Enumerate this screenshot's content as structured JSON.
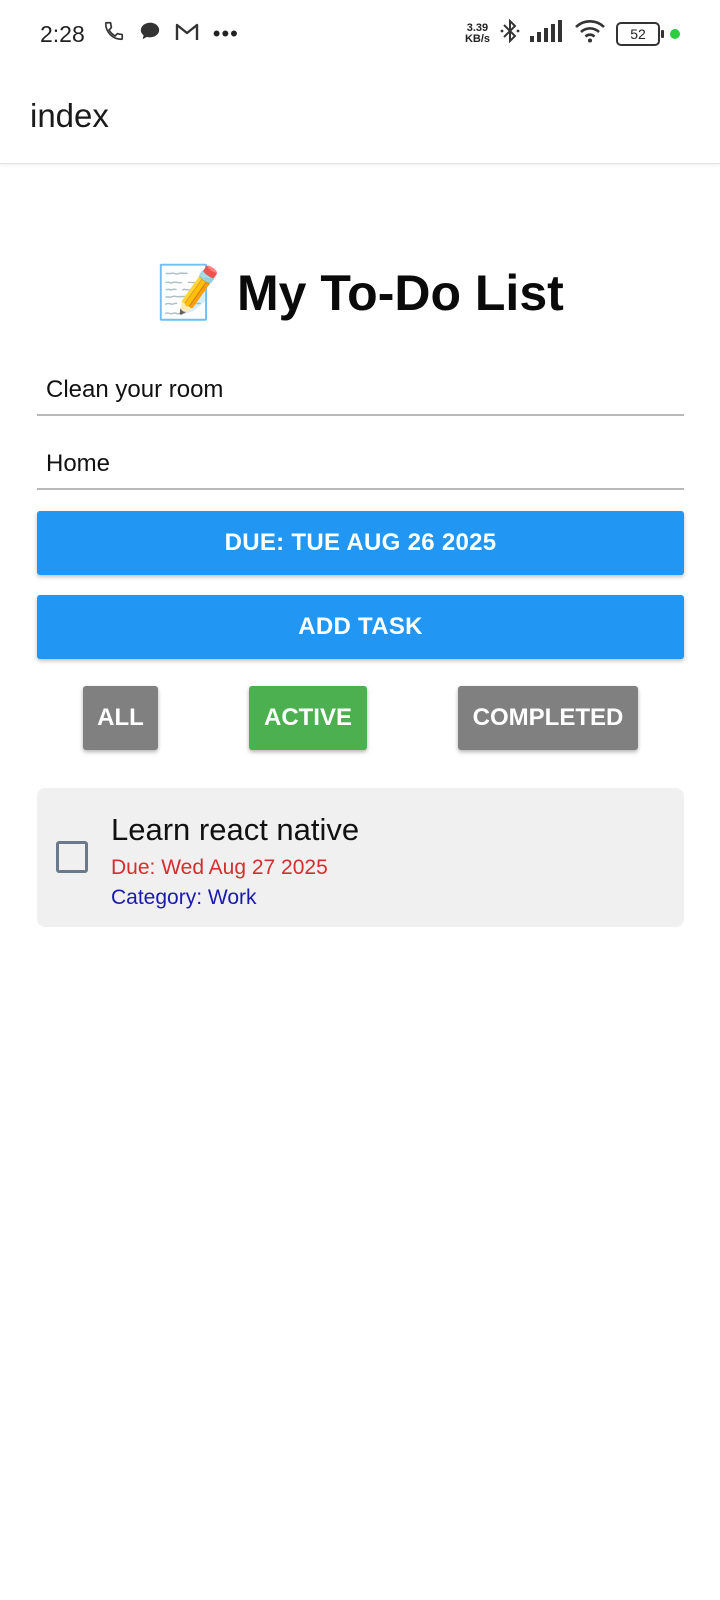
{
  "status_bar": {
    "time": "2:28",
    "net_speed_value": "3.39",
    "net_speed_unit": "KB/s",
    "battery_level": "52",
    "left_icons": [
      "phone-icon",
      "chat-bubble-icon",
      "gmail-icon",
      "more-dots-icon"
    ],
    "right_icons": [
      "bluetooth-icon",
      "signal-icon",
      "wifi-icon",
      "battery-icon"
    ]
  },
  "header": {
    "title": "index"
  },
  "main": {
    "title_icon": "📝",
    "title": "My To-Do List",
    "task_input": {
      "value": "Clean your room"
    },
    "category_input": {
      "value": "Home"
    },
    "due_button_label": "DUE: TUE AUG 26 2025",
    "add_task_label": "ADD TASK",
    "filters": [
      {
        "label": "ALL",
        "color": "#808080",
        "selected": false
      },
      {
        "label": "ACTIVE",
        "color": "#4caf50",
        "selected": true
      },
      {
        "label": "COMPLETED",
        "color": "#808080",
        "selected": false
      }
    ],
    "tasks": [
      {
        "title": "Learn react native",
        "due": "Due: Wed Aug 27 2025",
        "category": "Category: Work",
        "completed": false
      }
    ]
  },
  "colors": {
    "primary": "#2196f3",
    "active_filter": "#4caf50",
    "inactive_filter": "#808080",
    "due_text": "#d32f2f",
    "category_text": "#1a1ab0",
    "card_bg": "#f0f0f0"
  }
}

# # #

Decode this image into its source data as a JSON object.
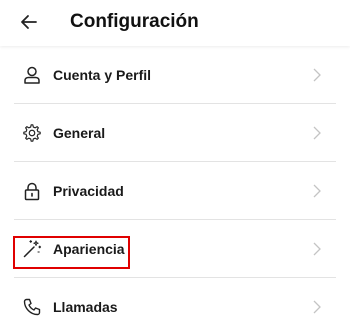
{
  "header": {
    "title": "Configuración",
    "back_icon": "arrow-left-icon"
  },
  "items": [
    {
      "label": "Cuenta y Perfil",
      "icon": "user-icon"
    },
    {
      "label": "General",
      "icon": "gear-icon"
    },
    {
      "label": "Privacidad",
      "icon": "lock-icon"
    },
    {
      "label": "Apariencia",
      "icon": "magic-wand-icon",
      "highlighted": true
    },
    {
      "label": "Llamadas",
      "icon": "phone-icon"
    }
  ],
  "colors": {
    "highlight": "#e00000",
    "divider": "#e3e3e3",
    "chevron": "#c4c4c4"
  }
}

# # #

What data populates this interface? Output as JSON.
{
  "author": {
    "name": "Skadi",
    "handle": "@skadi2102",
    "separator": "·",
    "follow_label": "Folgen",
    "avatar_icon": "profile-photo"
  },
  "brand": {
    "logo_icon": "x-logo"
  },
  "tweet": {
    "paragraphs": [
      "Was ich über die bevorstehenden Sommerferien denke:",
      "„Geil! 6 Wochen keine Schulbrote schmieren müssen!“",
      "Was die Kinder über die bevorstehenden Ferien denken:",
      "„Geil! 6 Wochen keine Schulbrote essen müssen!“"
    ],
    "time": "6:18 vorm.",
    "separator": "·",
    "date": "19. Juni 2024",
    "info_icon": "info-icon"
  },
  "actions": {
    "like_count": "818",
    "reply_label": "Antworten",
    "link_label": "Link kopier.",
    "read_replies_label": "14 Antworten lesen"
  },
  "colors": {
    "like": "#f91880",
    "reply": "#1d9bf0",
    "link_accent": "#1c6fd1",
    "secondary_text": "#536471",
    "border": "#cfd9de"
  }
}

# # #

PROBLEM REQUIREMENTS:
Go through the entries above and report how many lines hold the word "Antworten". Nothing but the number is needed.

EXERCISE RESPONSE:
2